The key to success in container gardening is having the right “soil”, or potting mix. The potting “soil” used to grow container plants is really not soil at all. True soils are field soils that often retain too much water, have too little pore space (for oxygen), are too heavy, and potentially harbor harmful diseases, insects, and weeds. Because of these drawbacks, commercial growers never use field soils (topsoil) for growing plants in containers.
Potting soil is a mixture of peat moss and other organic materials like fine-ground pine bark. True potting soil is actually “soil-less”. Potting soil is mostly air so it’s light, lets water drain easily, and dries out quickly. Potting soil is fluffy and won’t pack down. Potting soils allow excess water to quickly drain out the bottom of the container by gravity, pulling in air to replace the water. Since plants breathe through their roots, they’ll thrive in potting soil as long as they are watered regularly.

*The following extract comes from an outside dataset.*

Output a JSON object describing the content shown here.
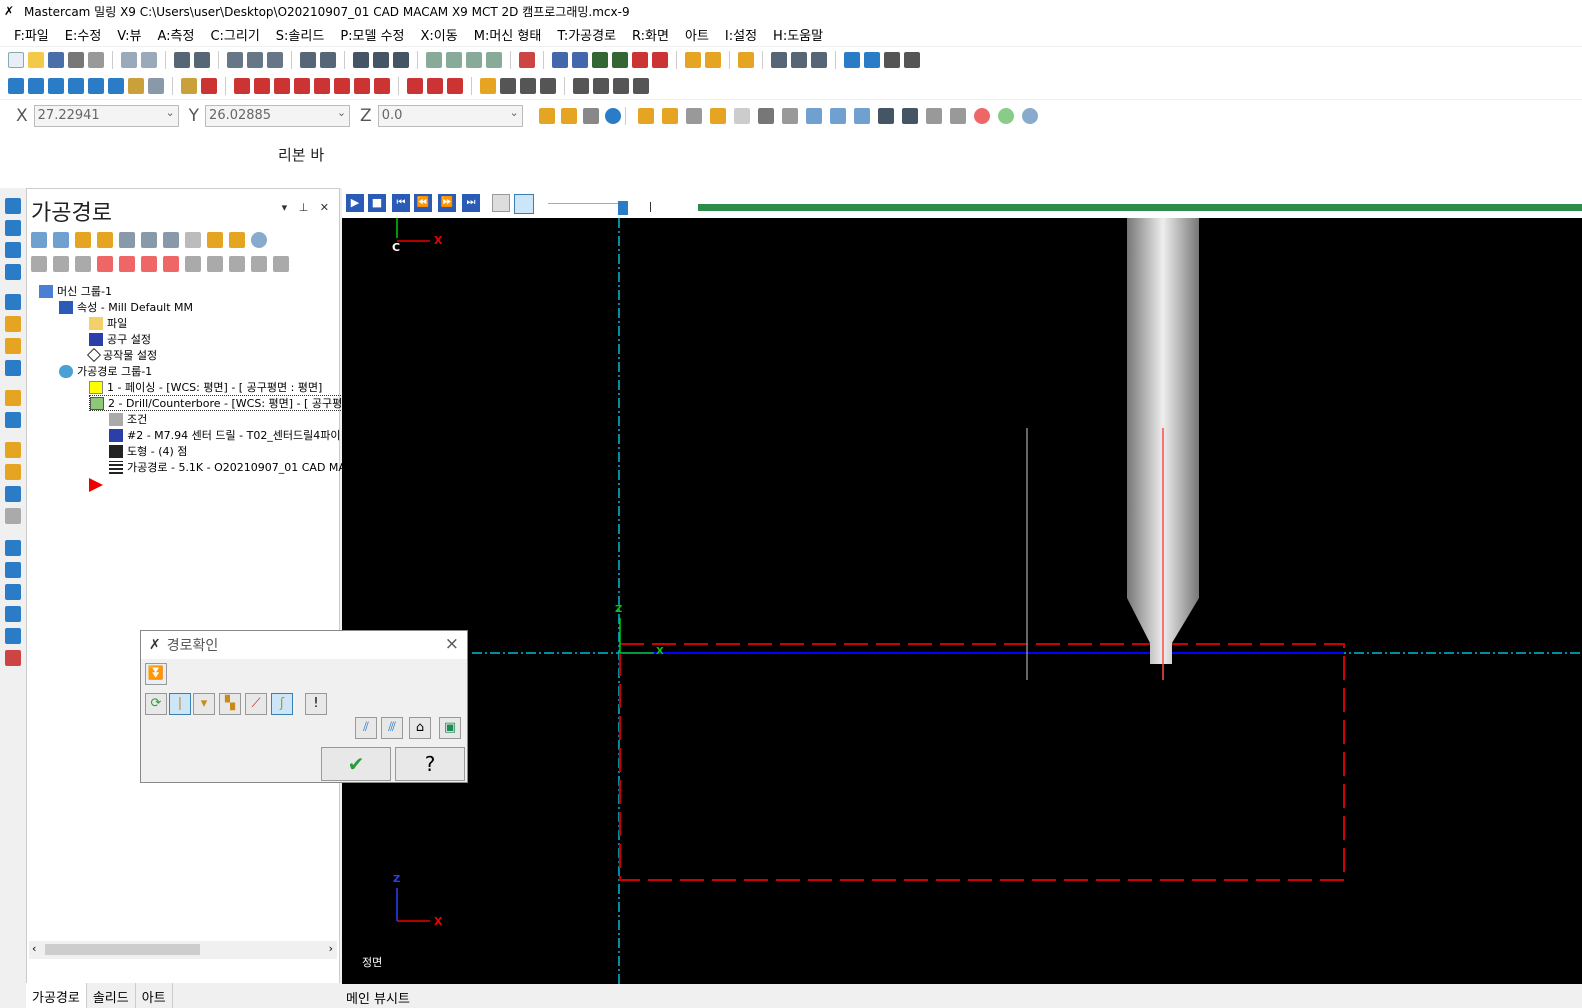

Potting soils are precisely mixed using strict formulas and recipes. Most potting soils are based on peat moss, with other ingredients added to make them ideal for certain plants. For example, seed starter mixes are very fine and fluffy, with a little bit of fertilizer, so that fragile, fine roots grow rapidly. Perennial mixes have larger pieces and more bark. Some potting soils include vermiculite or perlite; flakes of fluffy featherweight rock that’s been puffed up so it holds lots of air. Good potting soils are sterile, meaning they have absolutely no weed seeds or diseases in them.
Commercial growers are in the business of turning seedlings into saleable plants as quickly as possible, so they really focus on having exactly the right recipe container mix for each particular crop. They are well aware that plants need oxygen in their root zone; as any “green thumb” gardener knows, this is the key to healthy plants.
There are many commercial soilless mixes developed through scientific research that provide optimum water and nutrient properties. Most commercial mixes combine finely textured and coarsely textured components to create a balance of water retention and drainage qualities. You may need to experiment with several mixes to find which ones work best for which plants.
Many high-quality commercial potting mixes have a small quantity of fertilizer mixed in to give newly potted plants a surge of nutrients to jump-start their growth. In most cases, these nutrients last only a couple of weeks and often do not supply the full spectrum of nutritional elements needed for long-term growth, so we like to mix low-nitrogen, slow-release fertilizers with our potting soils when planting, and then replenish the mix with liquid fertilizer during the season.
You shouldn’t be stingy about filling large pots with good soil, and replacing it each year. Large soil volume encourages healthy roots. Exhausted or compacted soil does not. Last year’s container soil can harbor diseases or insect eggs. If you really want to succeed with containers, you need to invest in enough quality potting mix each year, and not skimp.
Steve Boehme is a landscape designer/installer specializing in landscape “makeovers”. “Let’s Grow” is published weekly; column archives are online at www.goodseedfarm.com. For more information call GoodSeed Farm Landscapes at (937) 587-7021.